If you find the holiday blues creeping up on you, here are a few tips offered by Dr. Beverly Anderson of the Metropolitan Police Employee Assistance Program designed especially for law enforcement:
• If you have experienced the loss of a loved one, give yourself permission to grieve. It’s normal. Don’t expect yourself to put on a “happy face.”
• Find someone you trust to talk to about your feelings. Talking about your feelings has a
healing effect similar to that of taking a heavy load off your shoulders. It doesn’t make you a weak person.
• Tell family and friends what you need. Don’t keep it to yourself and expect them to “read
your mind.” That just leads to resentment. Use “I” messages to express how you feel.
• Engage in strenuous physical exercise. It’s a proven stress reliever and it increases your body’s immune system and metabolism. Don’t wait until you feel motivated to exercise. Take action and do the opposite of what you’re feeling.
• Be realistic about the holiday season. All the TV “hype” is not going to ward off feelings of
loneliness; nor is it going to solve all past problems.
• Establish a spending limit and stick to it! Look for ways to show people that you care without spending lots of money that you don’t have.
• Take time for yourself…even if it’s just to relax.
• Set limits and priorities. Make a “To Do” list to arrange your priorities.
• Volunteer to work for an officer who has young children at home if you have no one to spend the holidays with. He or she will always remember that act of kindness.
• Don’t use alcohol or food to sooth your feelings of loneliness or sadness. They’re just

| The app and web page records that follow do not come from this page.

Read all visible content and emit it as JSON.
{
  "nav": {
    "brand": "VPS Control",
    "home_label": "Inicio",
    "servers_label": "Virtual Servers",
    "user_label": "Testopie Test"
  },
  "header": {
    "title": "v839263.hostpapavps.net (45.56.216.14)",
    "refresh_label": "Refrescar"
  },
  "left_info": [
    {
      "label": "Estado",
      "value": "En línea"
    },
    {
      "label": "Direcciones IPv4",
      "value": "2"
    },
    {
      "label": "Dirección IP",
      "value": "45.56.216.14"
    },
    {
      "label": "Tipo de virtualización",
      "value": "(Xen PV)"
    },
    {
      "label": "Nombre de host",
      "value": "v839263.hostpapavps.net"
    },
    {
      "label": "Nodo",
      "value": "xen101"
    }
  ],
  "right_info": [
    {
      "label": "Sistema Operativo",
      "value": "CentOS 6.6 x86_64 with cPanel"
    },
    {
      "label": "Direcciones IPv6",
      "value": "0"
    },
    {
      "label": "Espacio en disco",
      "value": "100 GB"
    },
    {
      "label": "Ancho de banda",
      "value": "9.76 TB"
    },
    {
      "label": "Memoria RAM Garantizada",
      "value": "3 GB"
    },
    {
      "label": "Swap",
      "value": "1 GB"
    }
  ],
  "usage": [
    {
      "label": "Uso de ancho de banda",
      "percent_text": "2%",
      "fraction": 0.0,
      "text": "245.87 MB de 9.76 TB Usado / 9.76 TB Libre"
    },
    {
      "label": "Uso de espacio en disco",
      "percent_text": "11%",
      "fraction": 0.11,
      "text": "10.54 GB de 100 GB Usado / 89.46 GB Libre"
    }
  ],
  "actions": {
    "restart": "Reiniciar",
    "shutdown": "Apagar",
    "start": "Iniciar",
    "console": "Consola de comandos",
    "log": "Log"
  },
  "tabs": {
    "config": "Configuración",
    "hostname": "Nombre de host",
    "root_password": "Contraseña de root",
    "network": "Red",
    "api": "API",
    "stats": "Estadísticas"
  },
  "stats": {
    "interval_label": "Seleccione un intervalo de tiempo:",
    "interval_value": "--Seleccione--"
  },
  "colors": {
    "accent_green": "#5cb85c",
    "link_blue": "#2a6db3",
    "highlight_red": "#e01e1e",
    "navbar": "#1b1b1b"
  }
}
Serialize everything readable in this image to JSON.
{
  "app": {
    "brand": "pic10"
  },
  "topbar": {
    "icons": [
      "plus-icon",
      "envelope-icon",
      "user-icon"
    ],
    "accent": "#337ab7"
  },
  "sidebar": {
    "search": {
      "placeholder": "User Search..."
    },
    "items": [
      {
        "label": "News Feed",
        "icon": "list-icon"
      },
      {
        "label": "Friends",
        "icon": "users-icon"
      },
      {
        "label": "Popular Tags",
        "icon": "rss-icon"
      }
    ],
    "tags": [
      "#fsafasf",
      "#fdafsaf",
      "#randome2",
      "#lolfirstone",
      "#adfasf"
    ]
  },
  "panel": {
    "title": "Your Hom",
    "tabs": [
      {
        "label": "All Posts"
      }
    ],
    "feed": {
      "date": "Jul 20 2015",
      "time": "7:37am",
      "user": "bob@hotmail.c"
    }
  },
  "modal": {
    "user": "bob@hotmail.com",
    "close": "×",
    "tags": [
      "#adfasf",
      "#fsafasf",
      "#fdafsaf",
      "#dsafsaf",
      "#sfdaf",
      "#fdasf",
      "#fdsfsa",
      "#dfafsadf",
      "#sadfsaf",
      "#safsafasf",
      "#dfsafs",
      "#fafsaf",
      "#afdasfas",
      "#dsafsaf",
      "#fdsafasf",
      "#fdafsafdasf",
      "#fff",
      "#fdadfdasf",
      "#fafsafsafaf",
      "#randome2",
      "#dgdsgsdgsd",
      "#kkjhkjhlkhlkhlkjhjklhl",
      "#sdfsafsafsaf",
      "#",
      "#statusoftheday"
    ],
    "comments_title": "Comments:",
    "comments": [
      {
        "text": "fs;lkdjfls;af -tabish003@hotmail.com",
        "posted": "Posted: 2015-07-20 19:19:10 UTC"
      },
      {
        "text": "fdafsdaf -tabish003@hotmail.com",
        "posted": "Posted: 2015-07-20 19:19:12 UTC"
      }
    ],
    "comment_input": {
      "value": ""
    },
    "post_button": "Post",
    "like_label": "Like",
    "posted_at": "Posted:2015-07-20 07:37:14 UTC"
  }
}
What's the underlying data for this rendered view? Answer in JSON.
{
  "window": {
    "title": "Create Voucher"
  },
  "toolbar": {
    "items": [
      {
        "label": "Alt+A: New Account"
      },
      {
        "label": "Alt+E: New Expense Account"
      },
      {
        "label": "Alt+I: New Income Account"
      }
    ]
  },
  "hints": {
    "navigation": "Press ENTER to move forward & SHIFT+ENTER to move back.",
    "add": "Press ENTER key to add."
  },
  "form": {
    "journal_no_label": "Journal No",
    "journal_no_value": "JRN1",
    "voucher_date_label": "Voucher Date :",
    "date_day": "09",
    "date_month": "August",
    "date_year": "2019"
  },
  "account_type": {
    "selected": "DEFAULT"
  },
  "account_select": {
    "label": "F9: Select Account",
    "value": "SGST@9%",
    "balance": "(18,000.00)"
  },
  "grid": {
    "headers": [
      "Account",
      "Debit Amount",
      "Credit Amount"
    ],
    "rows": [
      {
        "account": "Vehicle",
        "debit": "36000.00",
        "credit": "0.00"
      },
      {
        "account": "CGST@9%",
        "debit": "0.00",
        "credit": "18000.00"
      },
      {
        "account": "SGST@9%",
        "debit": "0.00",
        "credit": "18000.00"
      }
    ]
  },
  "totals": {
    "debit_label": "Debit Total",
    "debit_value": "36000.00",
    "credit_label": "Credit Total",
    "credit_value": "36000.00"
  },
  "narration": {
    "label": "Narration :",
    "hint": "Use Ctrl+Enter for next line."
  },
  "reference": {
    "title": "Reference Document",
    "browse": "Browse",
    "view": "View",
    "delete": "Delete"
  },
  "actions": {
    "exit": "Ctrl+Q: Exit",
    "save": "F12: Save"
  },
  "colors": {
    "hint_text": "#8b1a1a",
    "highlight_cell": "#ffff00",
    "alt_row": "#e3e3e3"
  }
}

• Remember that “policing” is a unique profession that is meant for only the most resilient of people. You have been chosen for law enforcement because you care about others. Celebrate your profession. Being exposed to trauma impacts you; but it doesn’t mean that you are diminished because of it.
• Be grateful for your health and for the good people in your life.
Taking notice of the emotional and mental well-being around this time of the year is important to ensure police safety, physically and psychologically. Concerns regarding police privacy are also important should an officer decide to come forward and receive help for what may be underlying depression. As a police officer, find that trusted person, counselor or assistance program that you can go to if you find the “blues” are more than just the “blues” and you suspect may be depression. There is help for law enforcement and you do not have to feel alone during this time of year nor be overcome by the holiday blues.